A.A. Low was always looking for more effective ways to do business. His thinking would lead him to build fifteen miles of standard gauge railroad track, purchase two locomotives, a steam shovel, a steam log loader, a steam crane and several flatcars to aid in the lumbering of his land. (Adirondack Life, May/June 1990)
To improve the efficiency of his lumber business, he also built a sawmill at Hitchens Park on the Bog River. Although portable sawmills to supply rough lumber were common, nothing on the scale of Low’s mill had been seen before in the mountains. The mill included a band mill that cut both hard and softwood. It also had all types of standard woodworking equipment along with special box and barrel-making machines.
Another example that shows how Low was ahead of his time was the 1899 project to bottle spring water and ship it to New York City. He shipped the water in square returnable bottles, another of his patented items.
1899 marked the beginning of Low’s maple sugaring business. This was another enterprise where Low’s knack for evolving systems is exemplified. The maple sap was not collected with traditional taps and buckets. Instead, pipes and troughs were used to bring sap to tubs near the railroad. It was then transferred to large tanks on flatcars and transported to the evaporators.
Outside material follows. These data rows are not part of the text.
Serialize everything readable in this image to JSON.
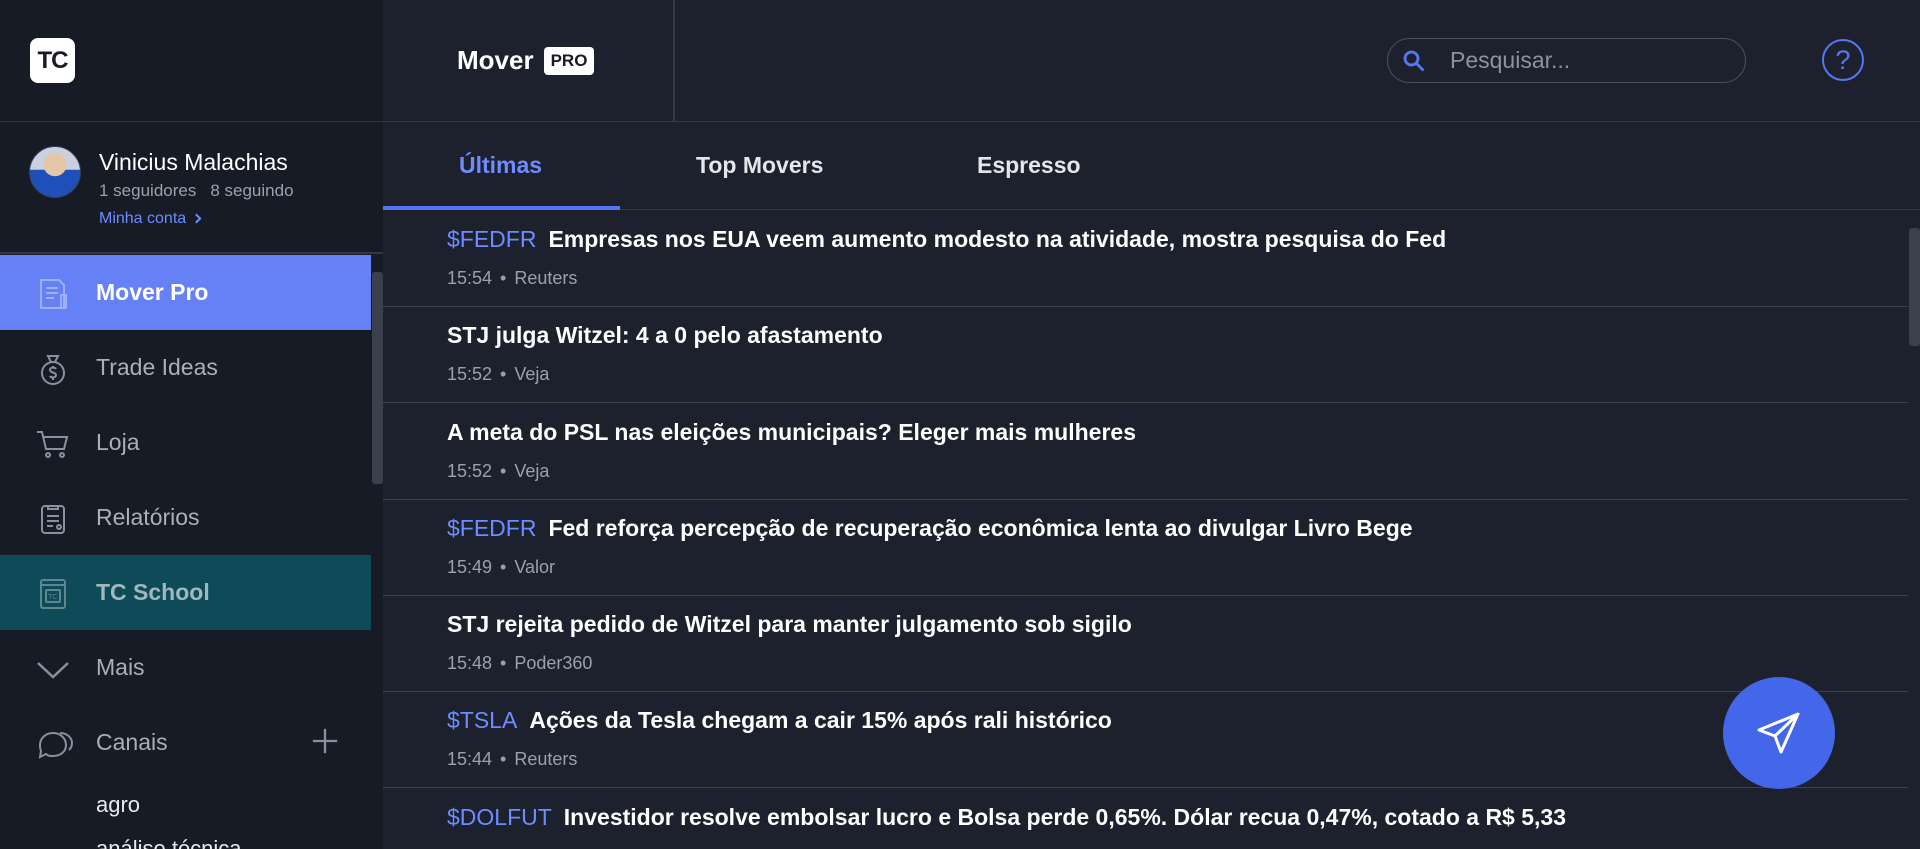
{
  "app": {
    "logo_text": "TC"
  },
  "profile": {
    "name": "Vinicius Malachias",
    "followers": "1 seguidores",
    "following": "8 seguindo",
    "account_link": "Minha conta"
  },
  "sidebar": {
    "items": [
      {
        "label": "Mover Pro",
        "icon": "document-icon"
      },
      {
        "label": "Trade Ideas",
        "icon": "money-bag-icon"
      },
      {
        "label": "Loja",
        "icon": "cart-icon"
      },
      {
        "label": "Relatórios",
        "icon": "report-icon"
      },
      {
        "label": "TC School",
        "icon": "school-icon"
      },
      {
        "label": "Mais",
        "icon": "chevron-down-icon"
      }
    ],
    "channels_label": "Canais",
    "channels": [
      "agro",
      "análise técnica"
    ]
  },
  "header": {
    "title": "Mover",
    "badge": "PRO",
    "search_placeholder": "Pesquisar...",
    "help": "?"
  },
  "tabs": [
    "Últimas",
    "Top Movers",
    "Espresso"
  ],
  "feed": [
    {
      "ticker": "$FEDFR",
      "headline": "Empresas nos EUA veem aumento modesto na atividade, mostra pesquisa do Fed",
      "time": "15:54",
      "source": "Reuters"
    },
    {
      "ticker": "",
      "headline": "STJ julga Witzel: 4 a 0 pelo afastamento",
      "time": "15:52",
      "source": "Veja"
    },
    {
      "ticker": "",
      "headline": "A meta do PSL nas eleições municipais? Eleger mais mulheres",
      "time": "15:52",
      "source": "Veja"
    },
    {
      "ticker": "$FEDFR",
      "headline": "Fed reforça percepção de recuperação econômica lenta ao divulgar Livro Bege",
      "time": "15:49",
      "source": "Valor"
    },
    {
      "ticker": "",
      "headline": "STJ rejeita pedido de Witzel para manter julgamento sob sigilo",
      "time": "15:48",
      "source": "Poder360"
    },
    {
      "ticker": "$TSLA",
      "headline": "Ações da Tesla chegam a cair 15% após rali histórico",
      "time": "15:44",
      "source": "Reuters"
    },
    {
      "ticker": "$DOLFUT",
      "headline": "Investidor resolve embolsar lucro e Bolsa perde 0,65%. Dólar recua 0,47%, cotado a R$ 5,33",
      "time": "",
      "source": ""
    }
  ],
  "colors": {
    "accent": "#5676f3",
    "active_nav": "#6680f5",
    "school_nav": "#0e4a57",
    "background": "#1c212d",
    "sidebar": "#161b25"
  }
}
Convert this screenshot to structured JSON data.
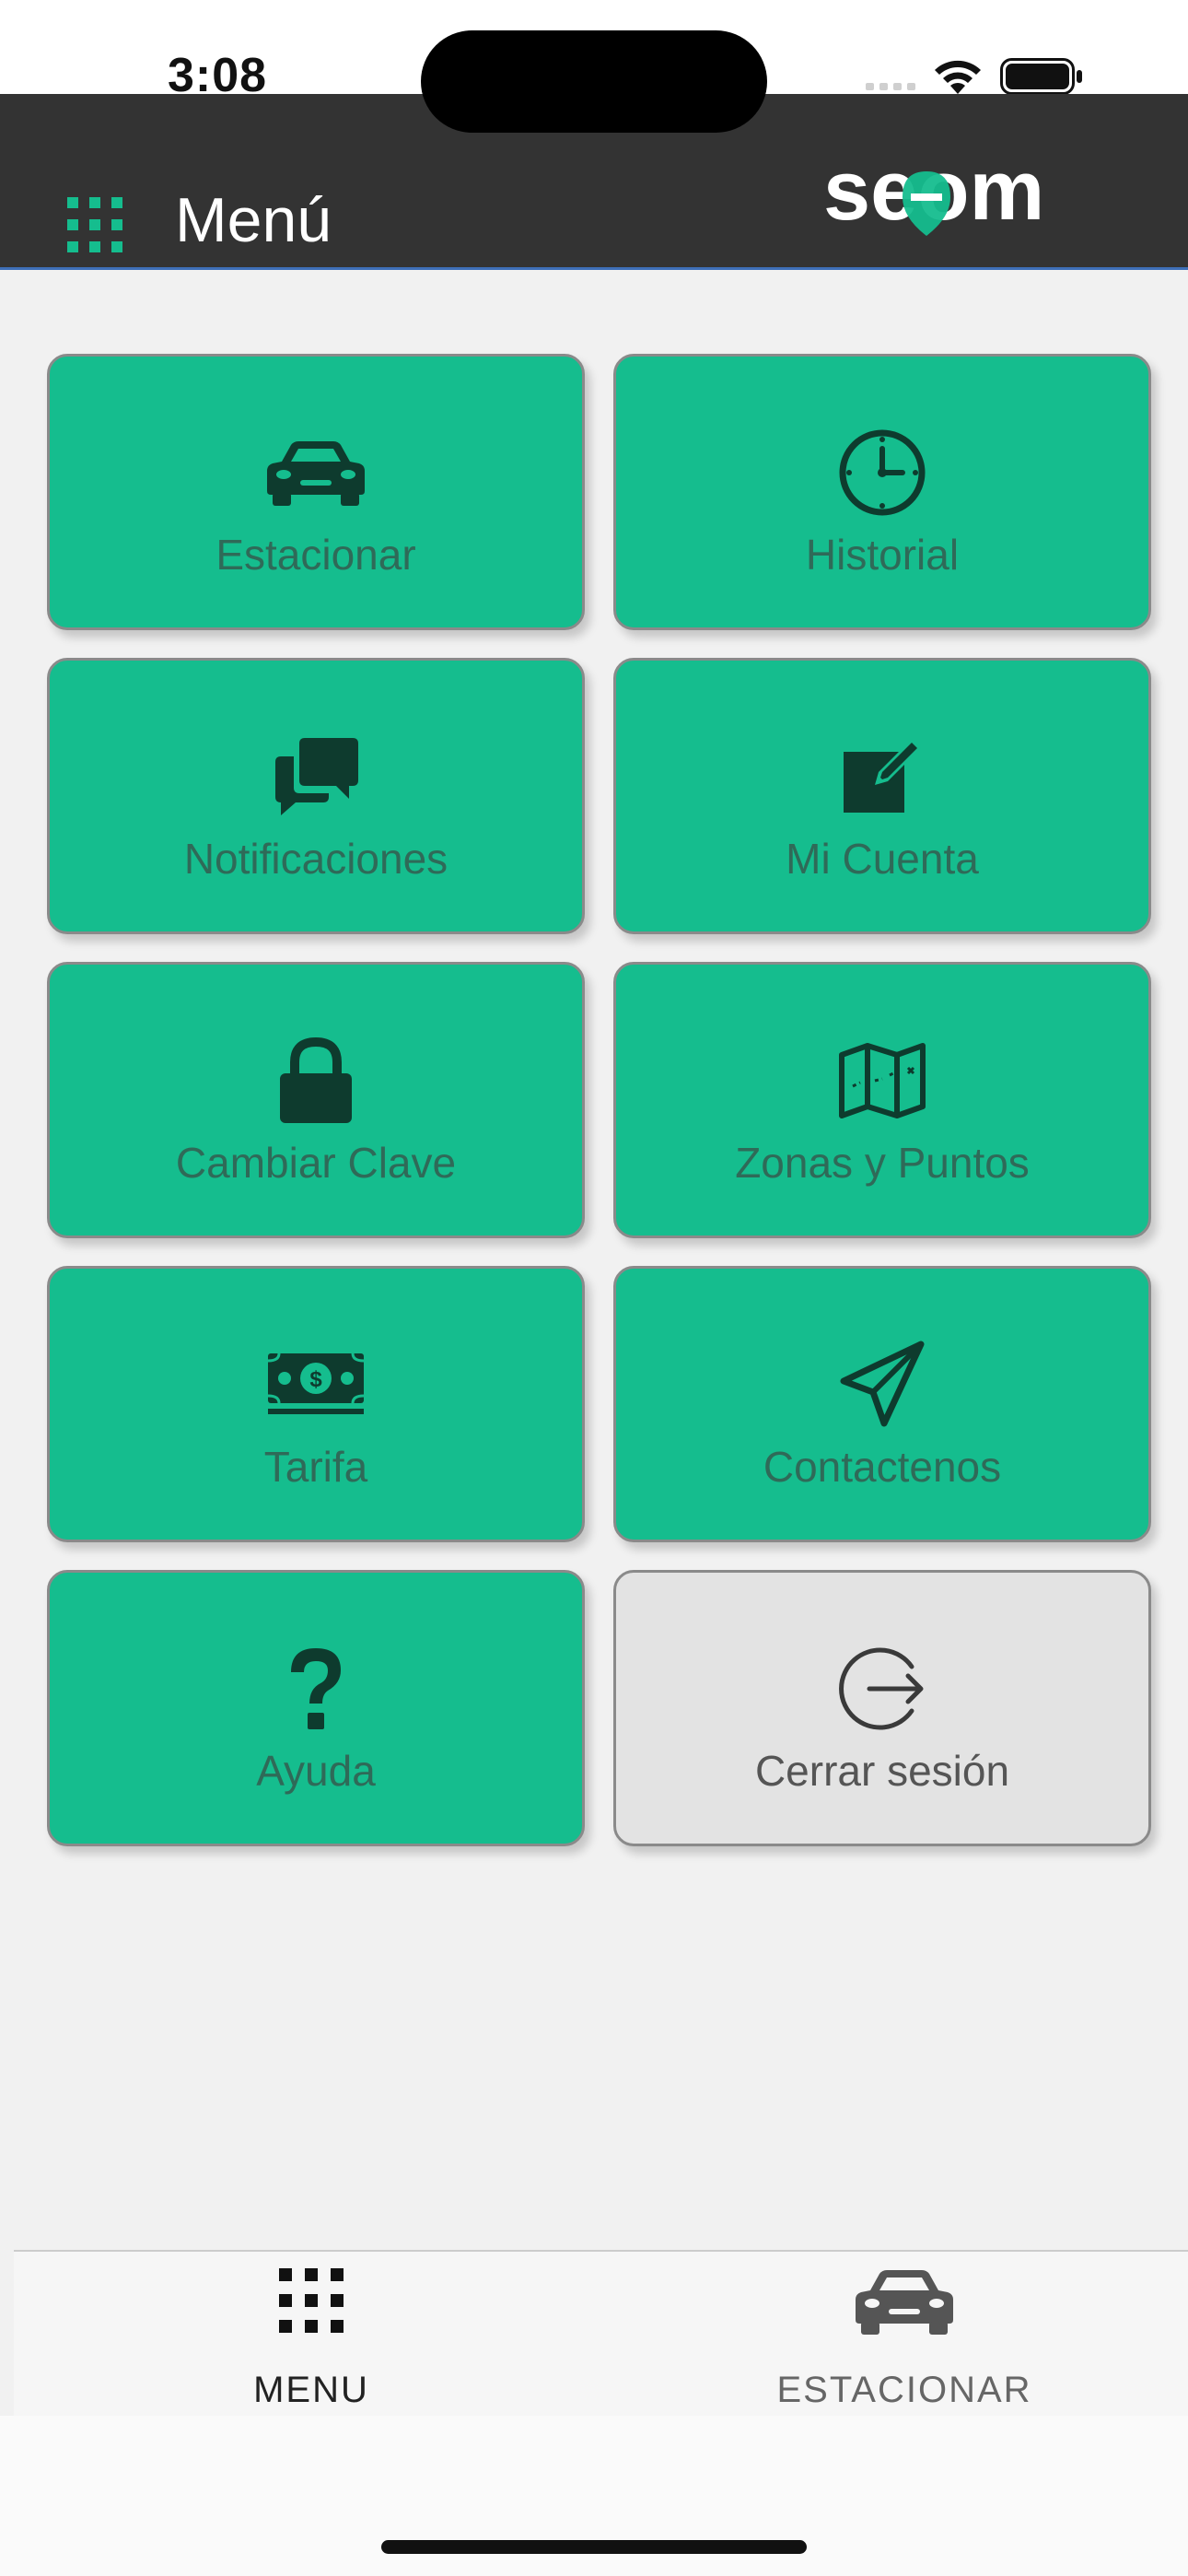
{
  "status_bar": {
    "time": "3:08"
  },
  "header": {
    "title": "Menú",
    "logo_text": "seom"
  },
  "tiles": [
    {
      "label": "Estacionar",
      "icon": "car-icon"
    },
    {
      "label": "Historial",
      "icon": "clock-icon"
    },
    {
      "label": "Notificaciones",
      "icon": "chat-bubbles-icon"
    },
    {
      "label": "Mi Cuenta",
      "icon": "edit-square-icon"
    },
    {
      "label": "Cambiar Clave",
      "icon": "lock-icon"
    },
    {
      "label": "Zonas y Puntos",
      "icon": "map-icon"
    },
    {
      "label": "Tarifa",
      "icon": "money-bill-icon"
    },
    {
      "label": "Contactenos",
      "icon": "paper-plane-icon"
    },
    {
      "label": "Ayuda",
      "icon": "question-icon"
    },
    {
      "label": "Cerrar sesión",
      "icon": "logout-icon"
    }
  ],
  "bottom_nav": [
    {
      "label": "MENU",
      "icon": "grid-icon",
      "active": true
    },
    {
      "label": "ESTACIONAR",
      "icon": "car-icon",
      "active": false
    }
  ],
  "colors": {
    "header_bg": "#333333",
    "accent_green": "#15bd8e",
    "tile_text": "#2f6a58",
    "logout_tile_bg": "#e3e3e3",
    "page_bg": "#f1f1f1"
  }
}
Even the evaporation process was revolutionized. Two men, James H. Hill and John Rivett, who worked for Low, developed a complex system where sap entered one side of the building, traveled through steam-heated evaporators, and came out the other end as syrup. (Adirondack Life, May/June 1990) Low submitted a patent for the design in the names of the two men.
Low’s next big project would be to build a dam on the Bog River to help with log drives and generate electricity. The first dam was built in 1903, but the scale of Low’s ambitions required more power than a single dam could produce.
In 1907 the second “upper dam” was built near Hitchins Pond. The completed dam raised the river more than six feet, creating a conflict with the state, which claimed ownership of the land. It was not until well after Low’s death that it was determined that the state did not in fact own the flooded land.
The Horse Shoe Forestry Company was strong in 1908, but in the fall a number of devastating forest fires ripped across Low’s lands. Sparks from railroad engines posed a constant challenge. The dry weather combined with the threat from trains resulted in a number of fires in the region. The great Long Lake West forest fire took place during this time (see the Adirondack Journal titled “The Adirondacks are Burning: A Brief History of Forest Fires”).
With much of his forestland destroyed Low’s lumbering and maple sugaring enterprises were no longer viable. Horse Shoe Forestry Company was liquidated in 1911. The dams were reminders of the great industry that once operated there. A.A.Low’s wilderness dams have left a lasting legacy. Paddlers today enjoy more than three scenic miles of unencumbered flat water on the Bog River between the Lower and Upper dams.